Writing was fun back then. I simply sat at the kitchen table, or the coffee table, or my father’s desk. I opened up my spiral bound notebook, pencil in hand, and something marvelous would happen. I’d have wonderful ideas pouring from my brain, and I’d have to write quickly to keep up with them. I had this magical world that wanted to be explored, that was just waiting to burst forth with all sorts of surprises and adventures. Mermaids who rescued a little girl who was knocked out by lightning. Fairies and Unicorns who lived in the clouds and who danced on rainbows. Leprechauns who guided adventurers through an underground kingdom…animals who talked just like humans. I could become completely absorbed in my fantastical land of writing, and the rest of the world would melt away. I felt excited and motivated to see where my stories would go, how my characters would end up. It all seemed so free-flowing and easy–and FUN!
And then…I grew up.
I have one extraordinarily heavy anchor and one ferociously intimidating monster that accompany me wherever I go. They are most present when I contemplate writing something beyond the musings I record in my journals. The anchor is my tendency to procrastinate. The monster is my inner critic. Together they make writing a drudgery. The anchor weighs me down, it reminds me that I never get anything done. I’m dragging past projects around like Jacob Marley’s ghost dragging around coffers of evil deeds. I think about writing something fresh, and I’m reminded of a project I didn’t finish in seventh grade, or my yoga blog where I’ve gotten stuck on my exploration of the second of eight limbs of yoga. I think of knitting projects, sewing projects, and the dust bunnies that have collected along the baseboards. I think of laundry needing to be folded and letters that need to be written. I have put off so much; I couldn’t possibly have the time to navigate back to that place of creative, exuberant wonder. That wide open place where I could sit, open up a notebook and really be excited to write. Too much to catch up on, too much to do. Too much.
And the inner critic? This monster is the worst: heavier than the anchor, and infinitely more frightening. It tells me that nothing I do is good enough. Nothing I say means anything. No one will care what I think. This is a pointless, fruitless, self-serving, self-centered, over-indulgent waste of time. How DARE I think I have anything meaningful to say? How naive of me to think that I might have any new and exciting ideas. It stands right by me, looks over my shoulder, and says, “Don’t bother. It doesn’t matter what you think.”
I suppose this blog is a step in the direction back home to the haunted house, the mermaids, fairies, unicorns and leprechauns. I sense they’re waiting somewhere for me, still alive and well after all these years. Each word I type here, I might be scratching a few molecules off of that anchor, finding a little more lightness, a little more presence, a little more YES and NOW. Each sentence puts a little more distance between me and the critic that tells me I shouldn’t even try. Maybe one day I’ll will have written so many sentences that the critic will be millions of miles away. And I won’t be able to hear that monster, however loudly he screams at me to stop this exercise in futility.

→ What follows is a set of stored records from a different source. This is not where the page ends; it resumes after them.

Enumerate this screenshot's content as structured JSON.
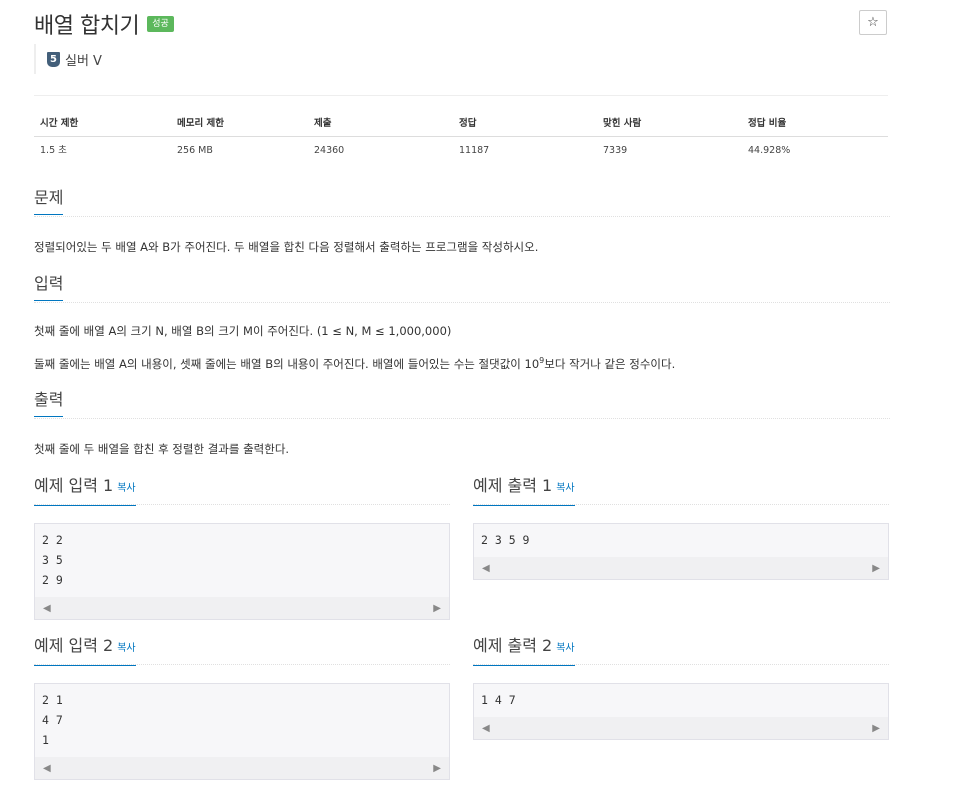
{
  "problem": {
    "title": "배열 합치기",
    "status_badge": "성공",
    "star_icon": "☆",
    "tier_number": "5",
    "tier_label": "실버 V"
  },
  "stats": {
    "headers": [
      "시간 제한",
      "메모리 제한",
      "제출",
      "정답",
      "맞힌 사람",
      "정답 비율"
    ],
    "values": [
      "1.5 초",
      "256 MB",
      "24360",
      "11187",
      "7339",
      "44.928%"
    ]
  },
  "sections": {
    "problem_title": "문제",
    "problem_text": "정렬되어있는 두 배열 A와 B가 주어진다. 두 배열을 합친 다음 정렬해서 출력하는 프로그램을 작성하시오.",
    "input_title": "입력",
    "input_line1": "첫째 줄에 배열 A의 크기 N, 배열 B의 크기 M이 주어진다. (1 ≤ N, M ≤ 1,000,000)",
    "input_line2_a": "둘째 줄에는 배열 A의 내용이, 셋째 줄에는 배열 B의 내용이 주어진다. 배열에 들어있는 수는 절댓값이 10",
    "input_line2_sup": "9",
    "input_line2_b": "보다 작거나 같은 정수이다.",
    "output_title": "출력",
    "output_text": "첫째 줄에 두 배열을 합친 후 정렬한 결과를 출력한다."
  },
  "samples": {
    "copy_label": "복사",
    "input1_title": "예제 입력 1",
    "input1_code": "2 2\n3 5\n2 9",
    "output1_title": "예제 출력 1",
    "output1_code": "2 3 5 9",
    "input2_title": "예제 입력 2",
    "input2_code": "2 1\n4 7\n1",
    "output2_title": "예제 출력 2",
    "output2_code": "1 4 7"
  },
  "colors": {
    "accent": "#0076c0",
    "success": "#5cb85c",
    "tier": "#435f7a"
  }
}
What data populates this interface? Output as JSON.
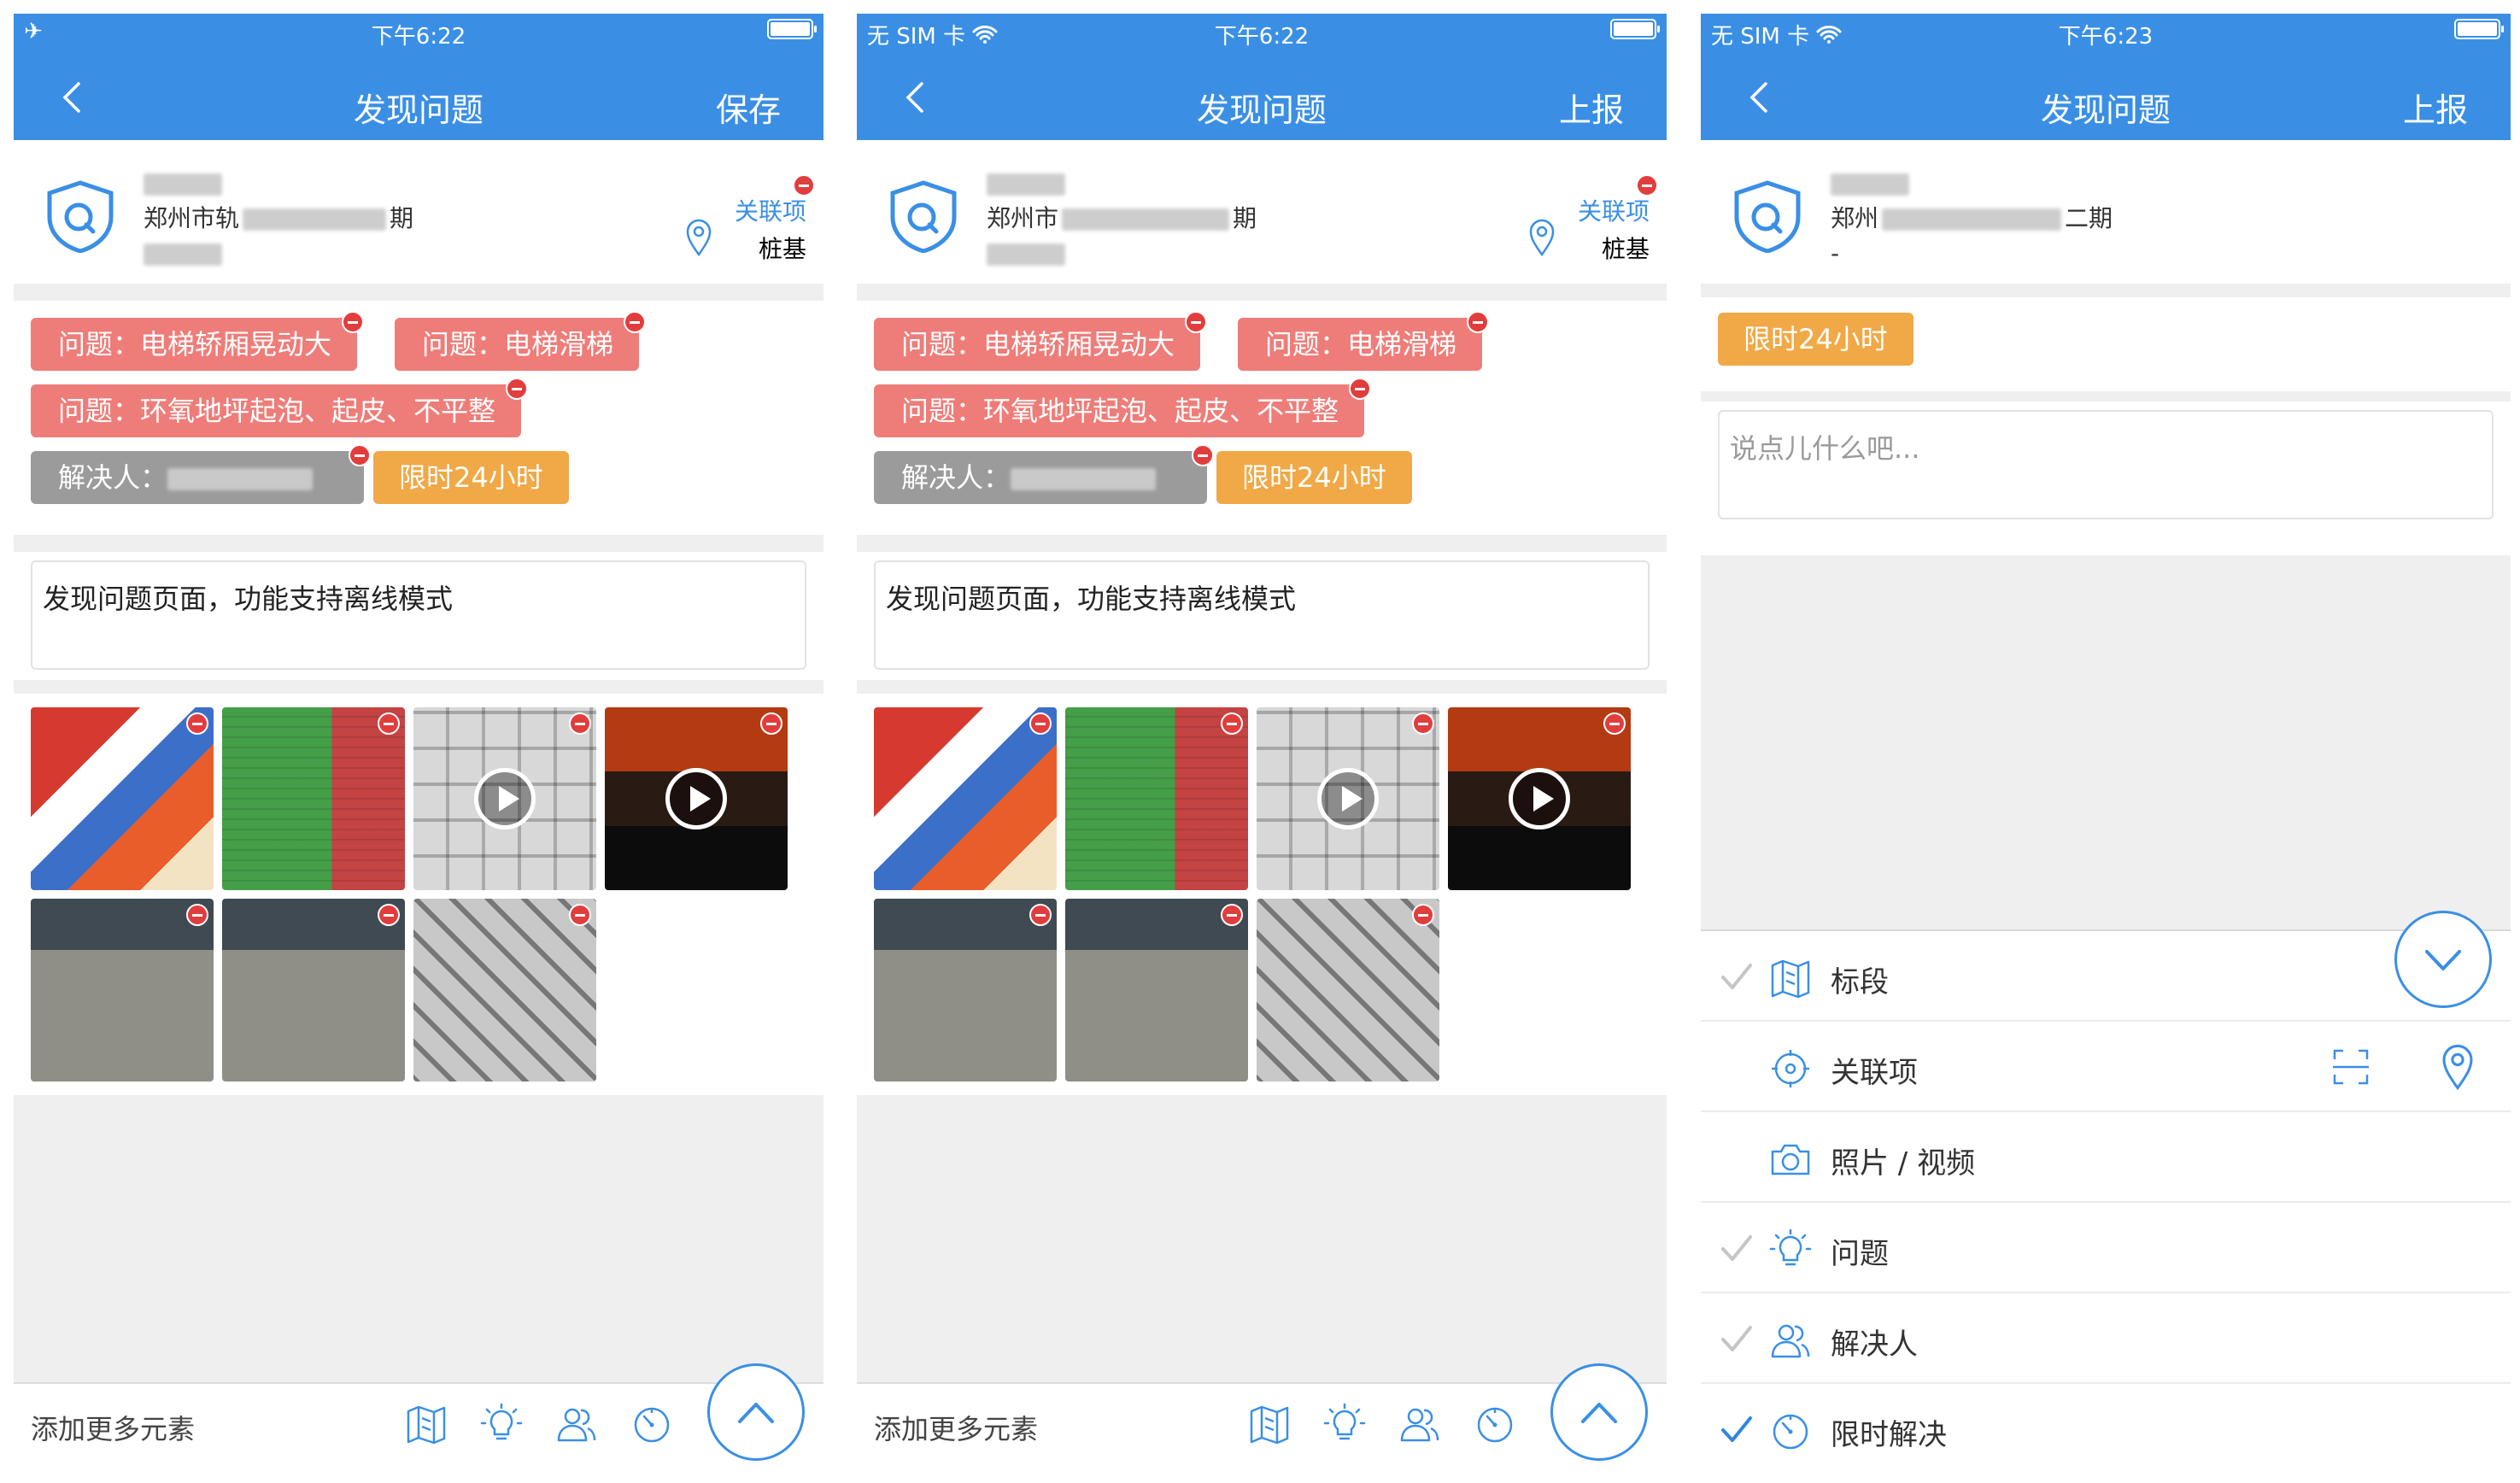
{
  "colors": {
    "primary": "#3a8fe5",
    "tag_red": "#ee7d79",
    "tag_grey": "#9b9b9b",
    "tag_orange": "#f1a846",
    "remove": "#e23d3d"
  },
  "screens": [
    {
      "status": {
        "carrier": "✈",
        "time": "下午6:22"
      },
      "nav": {
        "title": "发现问题",
        "action": "保存"
      },
      "info": {
        "line1_prefix": "",
        "line2": "郑州市轨",
        "line2_suffix": "期",
        "link_label": "关联项",
        "link_sub": "桩基"
      },
      "tags": {
        "problem1": "问题：电梯轿厢晃动大",
        "problem2": "问题：电梯滑梯",
        "problem3": "问题：环氧地坪起泡、起皮、不平整",
        "resolver": "解决人：",
        "limit": "限时24小时"
      },
      "note": "发现问题页面，功能支持离线模式",
      "bottom": {
        "label": "添加更多元素"
      }
    },
    {
      "status": {
        "carrier": "无 SIM 卡",
        "time": "下午6:22"
      },
      "nav": {
        "title": "发现问题",
        "action": "上报"
      },
      "info": {
        "line1_prefix": "",
        "line2": "郑州市",
        "line2_suffix": "期",
        "link_label": "关联项",
        "link_sub": "桩基"
      },
      "tags": {
        "problem1": "问题：电梯轿厢晃动大",
        "problem2": "问题：电梯滑梯",
        "problem3": "问题：环氧地坪起泡、起皮、不平整",
        "resolver": "解决人：",
        "limit": "限时24小时"
      },
      "note": "发现问题页面，功能支持离线模式",
      "bottom": {
        "label": "添加更多元素"
      }
    },
    {
      "status": {
        "carrier": "无 SIM 卡",
        "time": "下午6:23"
      },
      "nav": {
        "title": "发现问题",
        "action": "上报"
      },
      "info": {
        "line1_prefix": "",
        "line2": "郑州",
        "line2_suffix": "二期",
        "line3": "-"
      },
      "tags": {
        "limit": "限时24小时"
      },
      "note_placeholder": "说点儿什么吧...",
      "elements": [
        {
          "label": "标段",
          "icon": "map-icon",
          "checked": "grey"
        },
        {
          "label": "关联项",
          "icon": "crosshair-icon",
          "checked": "none"
        },
        {
          "label": "照片 / 视频",
          "icon": "camera-icon",
          "checked": "none"
        },
        {
          "label": "问题",
          "icon": "bulb-icon",
          "checked": "grey"
        },
        {
          "label": "解决人",
          "icon": "people-icon",
          "checked": "grey"
        },
        {
          "label": "限时解决",
          "icon": "timer-icon",
          "checked": "blue"
        }
      ]
    }
  ]
}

Maybe, just maybe, after 365 days of this, I might be able to feel playful when I sit down to write. Writing might one day be fun again. Curious to see what will happen when that day comes.